**Prompt**
Please output the listing below character for character and omit the images.

**Data excerpts**
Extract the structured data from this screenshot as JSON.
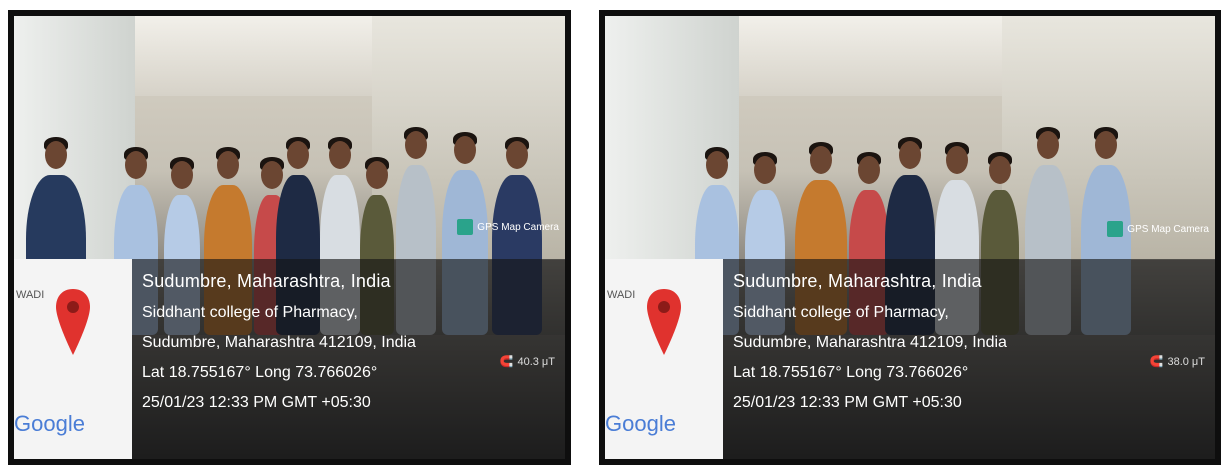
{
  "photos": [
    {
      "badge": "GPS Map Camera",
      "map_place_fragment": "WADI",
      "map_logo": "Google",
      "address_line1": "Sudumbre, Maharashtra, India",
      "address_line2": "Siddhant college of Pharmacy,",
      "address_line3": "Sudumbre, Maharashtra 412109, India",
      "coords": "Lat 18.755167° Long 73.766026°",
      "timestamp": "25/01/23 12:33 PM GMT +05:30",
      "magnetic": "40.3 μT",
      "icons": [
        "gps-map-camera-icon",
        "location-pin-icon",
        "magnet-icon"
      ]
    },
    {
      "badge": "GPS Map Camera",
      "map_place_fragment": "WADI",
      "map_logo": "Google",
      "address_line1": "Sudumbre, Maharashtra, India",
      "address_line2": "Siddhant college of Pharmacy,",
      "address_line3": "Sudumbre, Maharashtra 412109, India",
      "coords": "Lat 18.755167° Long 73.766026°",
      "timestamp": "25/01/23 12:33 PM GMT +05:30",
      "magnetic": "38.0 μT",
      "icons": [
        "gps-map-camera-icon",
        "location-pin-icon",
        "magnet-icon"
      ]
    }
  ],
  "colors": {
    "frame": "#0e0e0e",
    "overlay": "#141414",
    "pin": "#e0322e",
    "badge_icon": "#2aa38b"
  }
}
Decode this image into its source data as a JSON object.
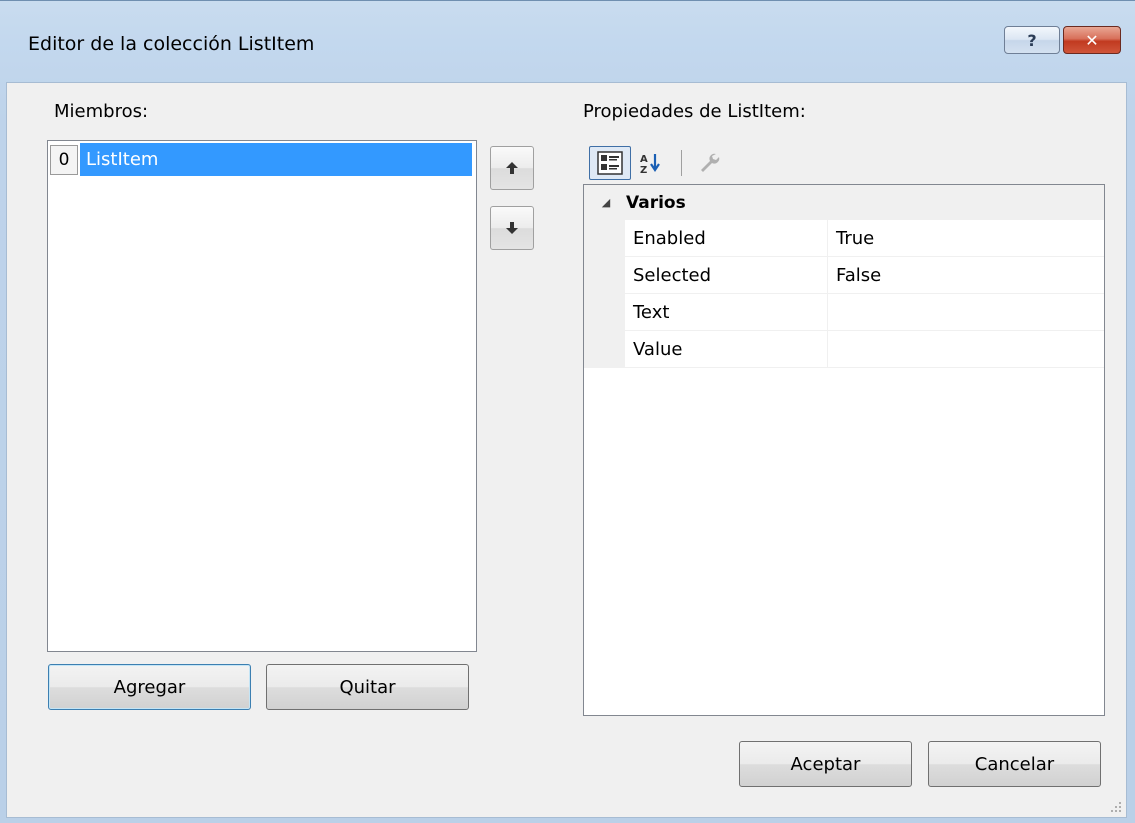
{
  "window": {
    "title": "Editor de la colección ListItem",
    "help_label": "?",
    "close_label": "✕"
  },
  "members": {
    "label": "Miembros:",
    "items": [
      {
        "index": "0",
        "label": "ListItem",
        "selected": true
      }
    ],
    "add_label": "Agregar",
    "remove_label": "Quitar"
  },
  "properties": {
    "label": "Propiedades de ListItem:",
    "toolbar": {
      "categorized_icon": "categorized-view-icon",
      "alphabetical_icon": "alphabetical-sort-icon",
      "property_pages_icon": "wrench-icon"
    },
    "category": {
      "name": "Varios",
      "toggle": "◢"
    },
    "rows": [
      {
        "name": "Enabled",
        "value": "True"
      },
      {
        "name": "Selected",
        "value": "False"
      },
      {
        "name": "Text",
        "value": ""
      },
      {
        "name": "Value",
        "value": ""
      }
    ]
  },
  "footer": {
    "ok_label": "Aceptar",
    "cancel_label": "Cancelar"
  },
  "colors": {
    "selection": "#3399ff",
    "window_frame": "#bfd4ea",
    "client_bg": "#f0f0f0"
  }
}
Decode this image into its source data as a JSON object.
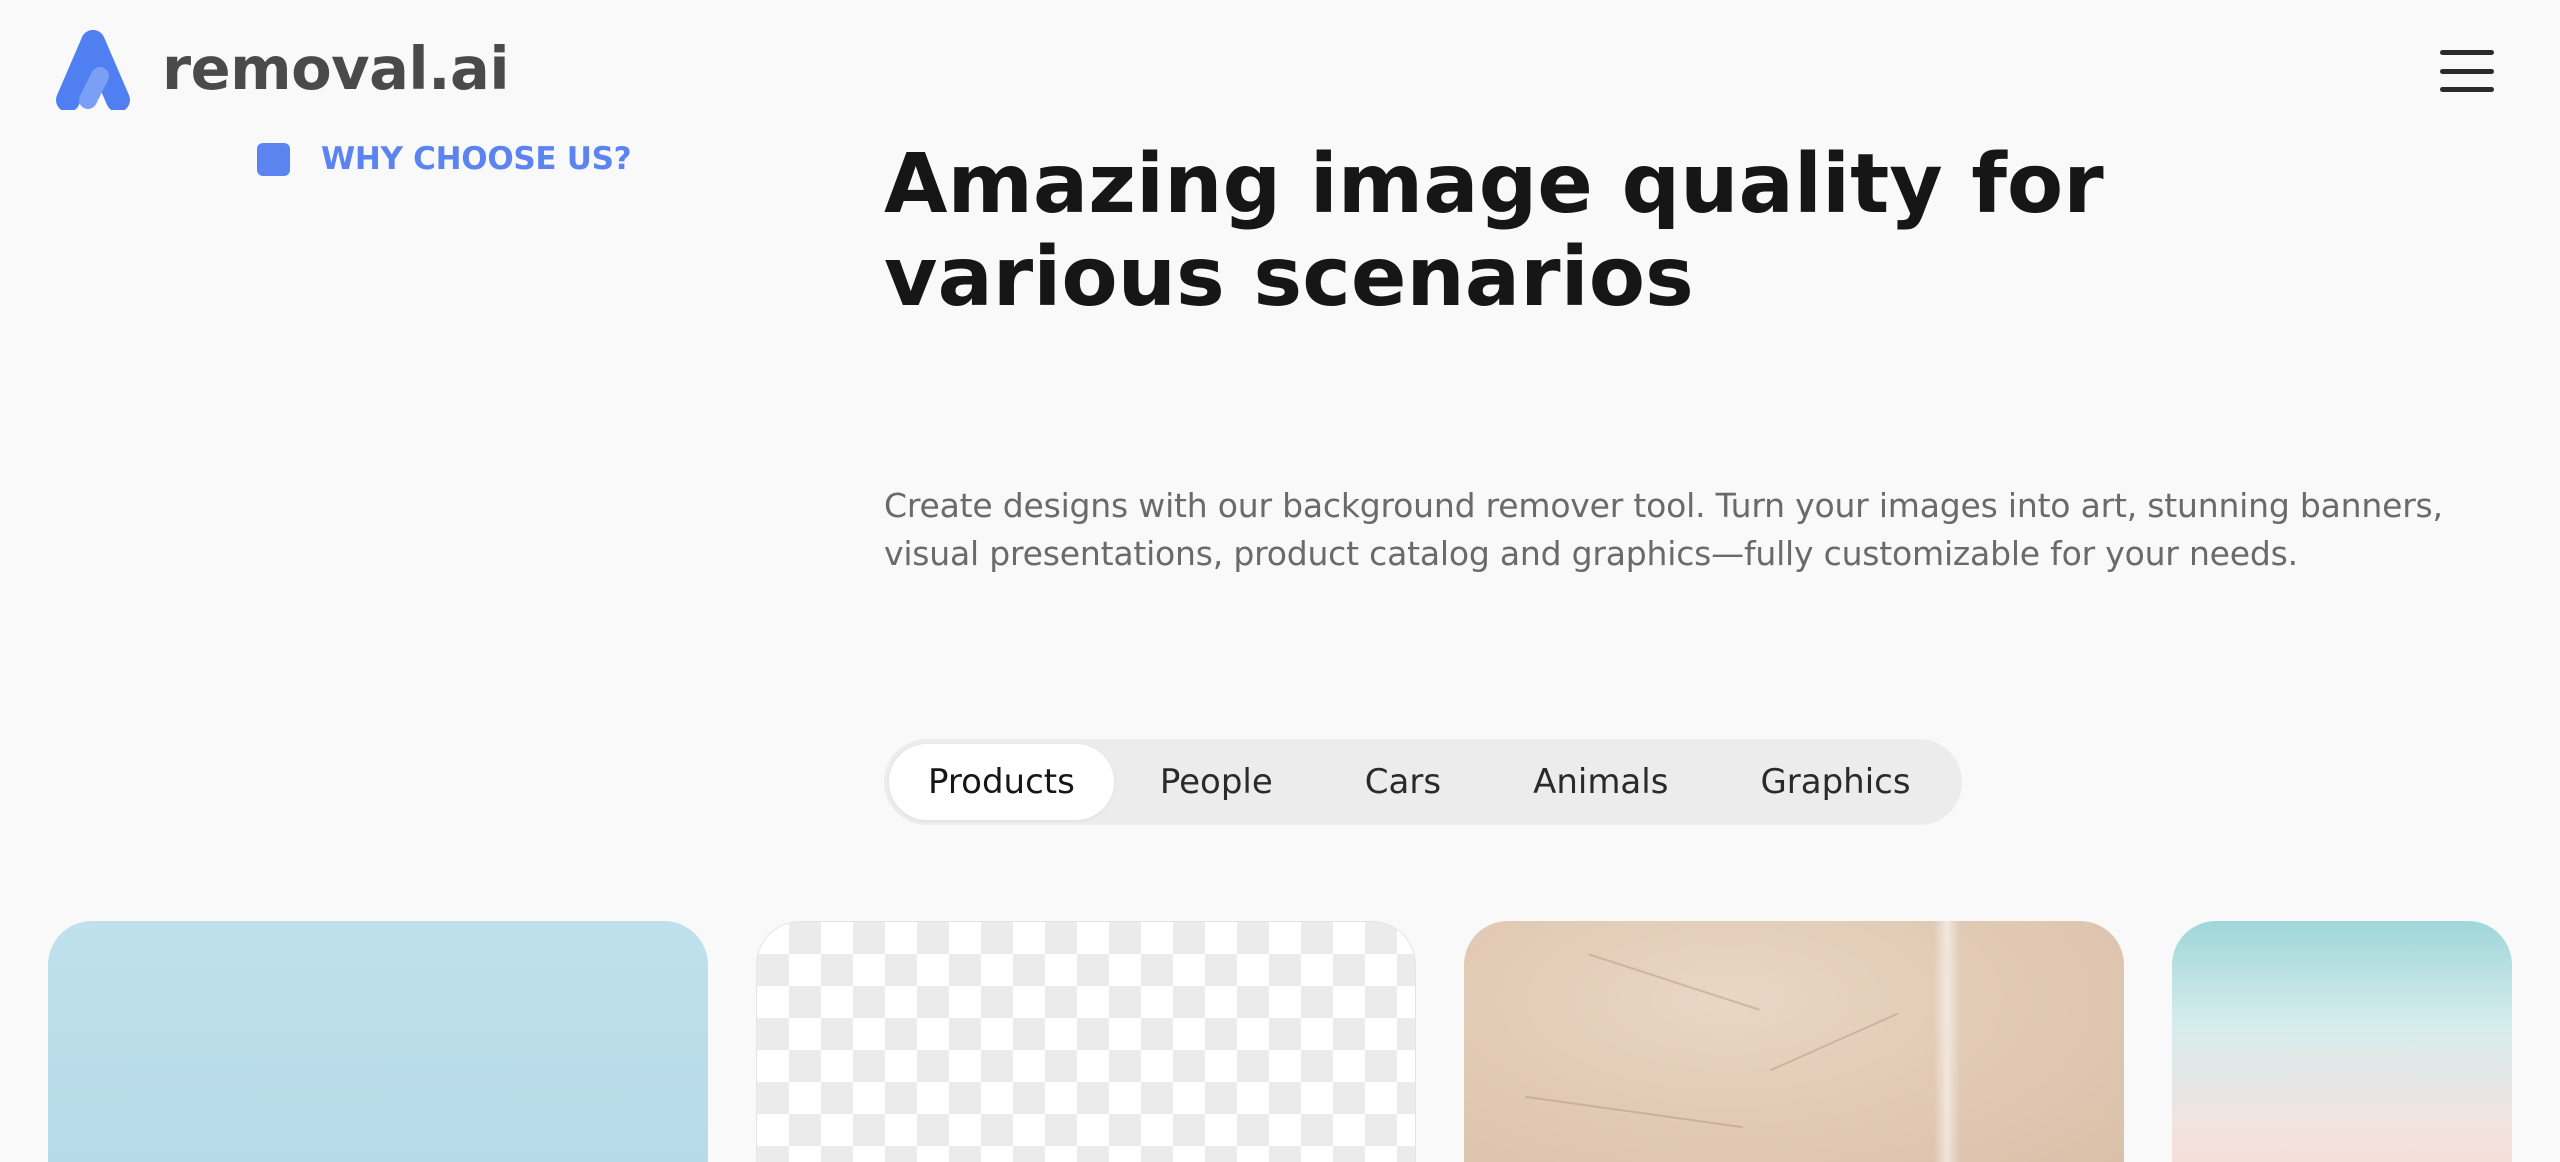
{
  "header": {
    "brand": "removal.ai",
    "logo_icon": "removal-ai-logo-icon",
    "menu_icon": "hamburger-menu-icon"
  },
  "section": {
    "eyebrow": "WHY CHOOSE US?",
    "title": "Amazing image quality for various scenarios",
    "description": "Create designs with our background remover tool. Turn your images into art, stunning banners, visual presentations, product catalog and graphics—fully customizable for your needs."
  },
  "tabs": [
    {
      "label": "Products",
      "active": true
    },
    {
      "label": "People",
      "active": false
    },
    {
      "label": "Cars",
      "active": false
    },
    {
      "label": "Animals",
      "active": false
    },
    {
      "label": "Graphics",
      "active": false
    }
  ],
  "colors": {
    "accent": "#5b84f0",
    "background": "#f9f9f9",
    "heading": "#161616",
    "body_text": "#6a6a6a"
  }
}
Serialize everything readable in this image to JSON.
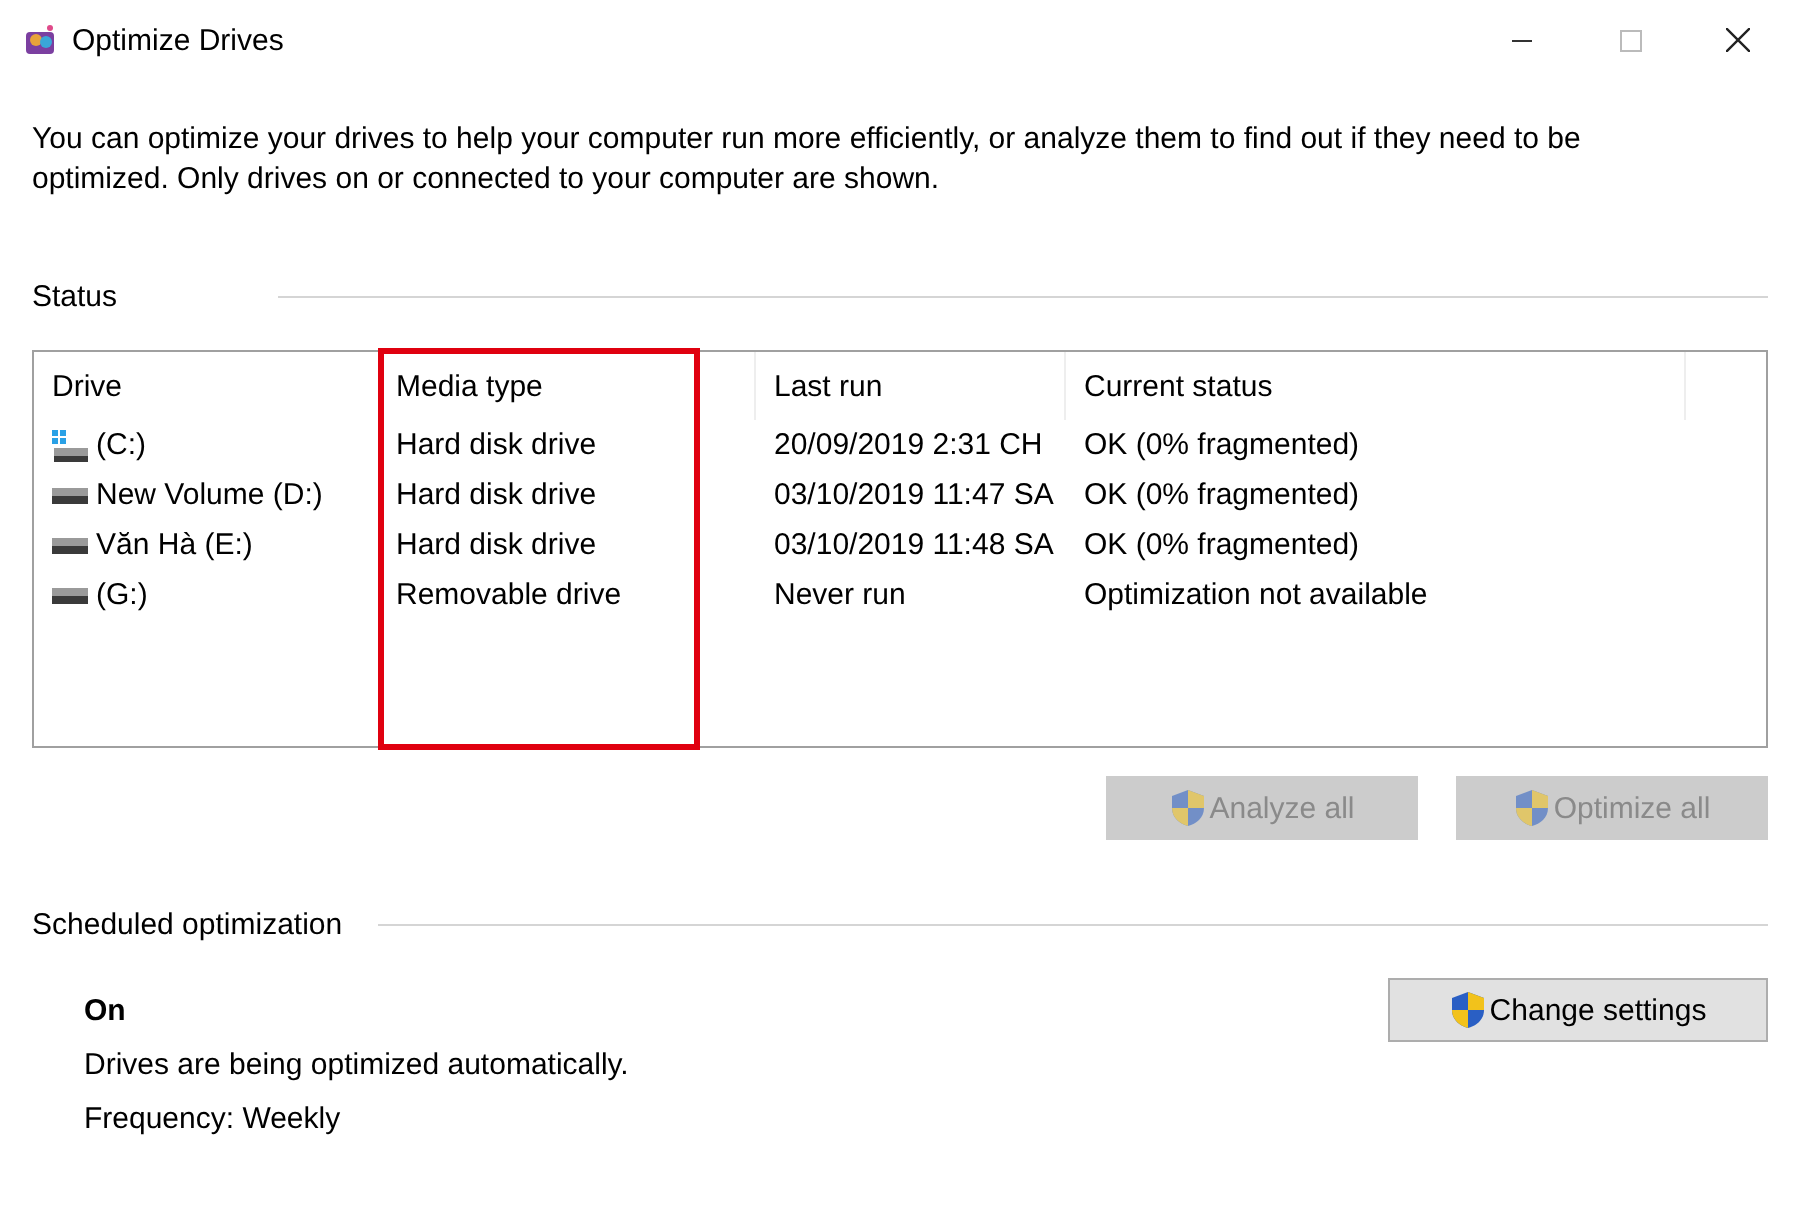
{
  "window": {
    "title": "Optimize Drives"
  },
  "description": "You can optimize your drives to help your computer run more efficiently, or analyze them to find out if they need to be optimized. Only drives on or connected to your computer are shown.",
  "status": {
    "heading": "Status",
    "columns": [
      {
        "label": "Drive",
        "highlighted": false
      },
      {
        "label": "Media type",
        "highlighted": true
      },
      {
        "label": "Last run",
        "highlighted": false
      },
      {
        "label": "Current status",
        "highlighted": false
      }
    ],
    "rows": [
      {
        "kind": "system",
        "drive": "(C:)",
        "media_type": "Hard disk drive",
        "last_run": "20/09/2019 2:31 CH",
        "current_status": "OK (0% fragmented)"
      },
      {
        "kind": "disk",
        "drive": "New Volume (D:)",
        "media_type": "Hard disk drive",
        "last_run": "03/10/2019 11:47 SA",
        "current_status": "OK (0% fragmented)"
      },
      {
        "kind": "disk",
        "drive": "Văn Hà (E:)",
        "media_type": "Hard disk drive",
        "last_run": "03/10/2019 11:48 SA",
        "current_status": "OK (0% fragmented)"
      },
      {
        "kind": "disk",
        "drive": "(G:)",
        "media_type": "Removable drive",
        "last_run": "Never run",
        "current_status": "Optimization not available"
      }
    ],
    "buttons": [
      {
        "label": "Analyze all",
        "disabled": true
      },
      {
        "label": "Optimize all",
        "disabled": true
      }
    ]
  },
  "scheduled": {
    "heading": "Scheduled optimization",
    "state": "On",
    "message": "Drives are being optimized automatically.",
    "frequency": "Frequency: Weekly",
    "button": {
      "label": "Change settings",
      "disabled": false
    }
  }
}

**Answer section**
Extract the structured data from this screenshot as JSON.
{
  "photos": [
    {
      "badge": "GPS Map Camera",
      "map_place_fragment": "WADI",
      "map_logo": "Google",
      "address_line1": "Sudumbre, Maharashtra, India",
      "address_line2": "Siddhant college of Pharmacy,",
      "address_line3": "Sudumbre, Maharashtra 412109, India",
      "coords": "Lat 18.755167° Long 73.766026°",
      "timestamp": "25/01/23 12:33 PM GMT +05:30",
      "magnetic": "40.3 μT",
      "icons": [
        "gps-map-camera-icon",
        "location-pin-icon",
        "magnet-icon"
      ]
    },
    {
      "badge": "GPS Map Camera",
      "map_place_fragment": "WADI",
      "map_logo": "Google",
      "address_line1": "Sudumbre, Maharashtra, India",
      "address_line2": "Siddhant college of Pharmacy,",
      "address_line3": "Sudumbre, Maharashtra 412109, India",
      "coords": "Lat 18.755167° Long 73.766026°",
      "timestamp": "25/01/23 12:33 PM GMT +05:30",
      "magnetic": "38.0 μT",
      "icons": [
        "gps-map-camera-icon",
        "location-pin-icon",
        "magnet-icon"
      ]
    }
  ],
  "colors": {
    "frame": "#0e0e0e",
    "overlay": "#141414",
    "pin": "#e0322e",
    "badge_icon": "#2aa38b"
  }
}
Decode this image into its source data as a JSON object.
{
  "window": {
    "title": "Editor de la colección ListItem",
    "help_label": "?",
    "close_label": "✕"
  },
  "members": {
    "label": "Miembros:",
    "items": [
      {
        "index": "0",
        "label": "ListItem",
        "selected": true
      }
    ],
    "add_label": "Agregar",
    "remove_label": "Quitar"
  },
  "properties": {
    "label": "Propiedades de ListItem:",
    "toolbar": {
      "categorized_icon": "categorized-view-icon",
      "alphabetical_icon": "alphabetical-sort-icon",
      "property_pages_icon": "wrench-icon"
    },
    "category": {
      "name": "Varios",
      "toggle": "◢"
    },
    "rows": [
      {
        "name": "Enabled",
        "value": "True"
      },
      {
        "name": "Selected",
        "value": "False"
      },
      {
        "name": "Text",
        "value": ""
      },
      {
        "name": "Value",
        "value": ""
      }
    ]
  },
  "footer": {
    "ok_label": "Aceptar",
    "cancel_label": "Cancelar"
  },
  "colors": {
    "selection": "#3399ff",
    "window_frame": "#bfd4ea",
    "client_bg": "#f0f0f0"
  }
}
Decode this image into its source data as a JSON object.
{
  "header": {
    "brand": "removal.ai",
    "logo_icon": "removal-ai-logo-icon",
    "menu_icon": "hamburger-menu-icon"
  },
  "section": {
    "eyebrow": "WHY CHOOSE US?",
    "title": "Amazing image quality for various scenarios",
    "description": "Create designs with our background remover tool. Turn your images into art, stunning banners, visual presentations, product catalog and graphics—fully customizable for your needs."
  },
  "tabs": [
    {
      "label": "Products",
      "active": true
    },
    {
      "label": "People",
      "active": false
    },
    {
      "label": "Cars",
      "active": false
    },
    {
      "label": "Animals",
      "active": false
    },
    {
      "label": "Graphics",
      "active": false
    }
  ],
  "colors": {
    "accent": "#5b84f0",
    "background": "#f9f9f9",
    "heading": "#161616",
    "body_text": "#6a6a6a"
  }
}
Serialize everything readable in this image to JSON.
{
  "window": {
    "title": "Optimize Drives"
  },
  "description": "You can optimize your drives to help your computer run more efficiently, or analyze them to find out if they need to be optimized. Only drives on or connected to your computer are shown.",
  "status": {
    "heading": "Status",
    "columns": [
      {
        "label": "Drive",
        "highlighted": false
      },
      {
        "label": "Media type",
        "highlighted": true
      },
      {
        "label": "Last run",
        "highlighted": false
      },
      {
        "label": "Current status",
        "highlighted": false
      }
    ],
    "rows": [
      {
        "kind": "system",
        "drive": "(C:)",
        "media_type": "Hard disk drive",
        "last_run": "20/09/2019 2:31 CH",
        "current_status": "OK (0% fragmented)"
      },
      {
        "kind": "disk",
        "drive": "New Volume (D:)",
        "media_type": "Hard disk drive",
        "last_run": "03/10/2019 11:47 SA",
        "current_status": "OK (0% fragmented)"
      },
      {
        "kind": "disk",
        "drive": "Văn Hà (E:)",
        "media_type": "Hard disk drive",
        "last_run": "03/10/2019 11:48 SA",
        "current_status": "OK (0% fragmented)"
      },
      {
        "kind": "disk",
        "drive": "(G:)",
        "media_type": "Removable drive",
        "last_run": "Never run",
        "current_status": "Optimization not available"
      }
    ],
    "buttons": [
      {
        "label": "Analyze all",
        "disabled": true
      },
      {
        "label": "Optimize all",
        "disabled": true
      }
    ]
  },
  "scheduled": {
    "heading": "Scheduled optimization",
    "state": "On",
    "message": "Drives are being optimized automatically.",
    "frequency": "Frequency: Weekly",
    "button": {
      "label": "Change settings",
      "disabled": false
    }
  }
}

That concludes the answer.